THE PROBLEM: Check each line of the material below for the string "Gold" and reply with how many have it, nothing more.

(MATERIAL PROVIDED)

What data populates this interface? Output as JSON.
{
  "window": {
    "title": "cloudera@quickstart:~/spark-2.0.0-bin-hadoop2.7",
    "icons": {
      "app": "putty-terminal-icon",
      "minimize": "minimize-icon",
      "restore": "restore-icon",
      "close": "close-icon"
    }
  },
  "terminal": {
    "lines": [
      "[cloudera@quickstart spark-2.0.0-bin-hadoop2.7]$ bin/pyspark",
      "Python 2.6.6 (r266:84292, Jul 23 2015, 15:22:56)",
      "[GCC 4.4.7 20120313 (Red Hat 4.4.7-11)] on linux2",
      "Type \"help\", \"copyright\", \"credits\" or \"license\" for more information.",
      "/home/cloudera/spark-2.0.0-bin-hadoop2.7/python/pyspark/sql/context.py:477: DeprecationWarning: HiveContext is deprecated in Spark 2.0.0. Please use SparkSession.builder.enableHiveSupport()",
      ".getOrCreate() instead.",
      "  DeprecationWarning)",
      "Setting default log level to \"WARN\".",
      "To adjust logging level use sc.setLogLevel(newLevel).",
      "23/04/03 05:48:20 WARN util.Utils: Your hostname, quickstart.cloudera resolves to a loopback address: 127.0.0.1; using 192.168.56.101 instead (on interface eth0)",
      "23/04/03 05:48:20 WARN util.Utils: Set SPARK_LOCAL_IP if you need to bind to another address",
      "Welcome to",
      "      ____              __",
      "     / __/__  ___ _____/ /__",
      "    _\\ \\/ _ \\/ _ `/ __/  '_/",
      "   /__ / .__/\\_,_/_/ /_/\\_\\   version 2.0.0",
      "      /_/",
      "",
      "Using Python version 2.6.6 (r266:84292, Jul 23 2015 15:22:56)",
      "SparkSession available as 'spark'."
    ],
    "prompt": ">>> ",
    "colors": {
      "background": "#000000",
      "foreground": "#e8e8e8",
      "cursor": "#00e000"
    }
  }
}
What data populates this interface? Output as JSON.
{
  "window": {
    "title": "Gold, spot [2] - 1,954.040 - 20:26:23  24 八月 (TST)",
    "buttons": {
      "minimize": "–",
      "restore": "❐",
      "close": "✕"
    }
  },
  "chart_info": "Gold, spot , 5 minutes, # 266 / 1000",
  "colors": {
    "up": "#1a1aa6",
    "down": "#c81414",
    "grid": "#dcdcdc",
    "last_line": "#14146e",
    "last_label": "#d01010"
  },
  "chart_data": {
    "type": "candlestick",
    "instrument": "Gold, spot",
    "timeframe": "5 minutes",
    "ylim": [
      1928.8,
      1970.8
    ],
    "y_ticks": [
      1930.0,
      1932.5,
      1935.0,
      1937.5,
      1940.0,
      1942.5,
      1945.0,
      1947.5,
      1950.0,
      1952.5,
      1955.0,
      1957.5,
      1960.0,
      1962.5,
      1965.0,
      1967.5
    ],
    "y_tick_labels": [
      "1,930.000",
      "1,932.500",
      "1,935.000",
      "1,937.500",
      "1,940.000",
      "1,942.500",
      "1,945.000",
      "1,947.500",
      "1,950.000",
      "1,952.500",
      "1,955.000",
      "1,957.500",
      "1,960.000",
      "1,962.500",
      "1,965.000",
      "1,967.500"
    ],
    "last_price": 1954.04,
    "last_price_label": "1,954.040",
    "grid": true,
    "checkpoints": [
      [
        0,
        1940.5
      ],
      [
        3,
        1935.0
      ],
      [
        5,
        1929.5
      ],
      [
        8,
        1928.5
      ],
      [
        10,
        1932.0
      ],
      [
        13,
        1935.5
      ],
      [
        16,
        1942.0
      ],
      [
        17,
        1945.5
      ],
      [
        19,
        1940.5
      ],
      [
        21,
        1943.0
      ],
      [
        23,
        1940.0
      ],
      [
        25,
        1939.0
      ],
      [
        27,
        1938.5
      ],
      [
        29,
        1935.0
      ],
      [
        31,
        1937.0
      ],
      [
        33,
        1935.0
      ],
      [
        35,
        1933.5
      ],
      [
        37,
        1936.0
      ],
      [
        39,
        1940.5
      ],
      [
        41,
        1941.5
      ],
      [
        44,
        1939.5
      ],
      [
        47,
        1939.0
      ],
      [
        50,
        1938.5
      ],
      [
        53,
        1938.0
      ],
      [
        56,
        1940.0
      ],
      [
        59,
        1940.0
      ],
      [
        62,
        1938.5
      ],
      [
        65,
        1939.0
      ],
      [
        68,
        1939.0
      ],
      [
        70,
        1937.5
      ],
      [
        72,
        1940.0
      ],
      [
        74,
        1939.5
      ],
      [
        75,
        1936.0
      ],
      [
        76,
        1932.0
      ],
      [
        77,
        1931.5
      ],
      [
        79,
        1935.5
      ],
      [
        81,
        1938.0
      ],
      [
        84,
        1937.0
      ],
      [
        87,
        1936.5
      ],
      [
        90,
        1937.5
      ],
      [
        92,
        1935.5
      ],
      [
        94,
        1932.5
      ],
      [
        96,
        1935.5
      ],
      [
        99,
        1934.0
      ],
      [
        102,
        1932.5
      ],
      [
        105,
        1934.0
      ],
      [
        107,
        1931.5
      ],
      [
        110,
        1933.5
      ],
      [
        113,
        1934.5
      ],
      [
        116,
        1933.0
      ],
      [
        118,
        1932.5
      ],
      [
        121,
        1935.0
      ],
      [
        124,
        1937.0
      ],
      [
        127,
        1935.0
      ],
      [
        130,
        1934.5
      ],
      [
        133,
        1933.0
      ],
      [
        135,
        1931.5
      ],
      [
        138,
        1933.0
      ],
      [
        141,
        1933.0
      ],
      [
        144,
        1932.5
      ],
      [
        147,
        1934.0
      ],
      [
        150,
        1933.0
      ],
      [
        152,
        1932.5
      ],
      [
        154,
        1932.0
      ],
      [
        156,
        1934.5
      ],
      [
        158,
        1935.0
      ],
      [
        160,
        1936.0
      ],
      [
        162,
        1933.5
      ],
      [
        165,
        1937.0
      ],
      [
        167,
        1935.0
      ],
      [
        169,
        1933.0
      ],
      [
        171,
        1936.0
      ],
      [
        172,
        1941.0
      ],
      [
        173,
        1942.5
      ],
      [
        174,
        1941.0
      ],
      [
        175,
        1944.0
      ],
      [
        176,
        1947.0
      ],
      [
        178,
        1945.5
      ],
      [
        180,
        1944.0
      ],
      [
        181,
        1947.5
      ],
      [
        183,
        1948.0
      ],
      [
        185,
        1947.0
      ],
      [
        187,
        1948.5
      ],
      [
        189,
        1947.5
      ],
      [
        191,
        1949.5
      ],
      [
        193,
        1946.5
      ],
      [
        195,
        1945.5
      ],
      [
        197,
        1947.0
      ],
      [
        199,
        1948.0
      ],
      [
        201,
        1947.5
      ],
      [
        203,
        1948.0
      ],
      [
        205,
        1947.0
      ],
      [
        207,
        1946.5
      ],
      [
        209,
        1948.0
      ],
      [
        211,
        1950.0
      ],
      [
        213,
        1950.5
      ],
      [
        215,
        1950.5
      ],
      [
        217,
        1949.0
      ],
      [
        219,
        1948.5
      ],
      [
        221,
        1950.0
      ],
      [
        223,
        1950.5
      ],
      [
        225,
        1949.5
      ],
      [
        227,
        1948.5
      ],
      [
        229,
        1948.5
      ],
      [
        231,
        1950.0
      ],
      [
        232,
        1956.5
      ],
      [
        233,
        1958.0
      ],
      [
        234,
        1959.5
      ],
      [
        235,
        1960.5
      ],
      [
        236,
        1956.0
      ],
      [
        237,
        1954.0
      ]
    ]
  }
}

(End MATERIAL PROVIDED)

YOUR RESPONSE: 3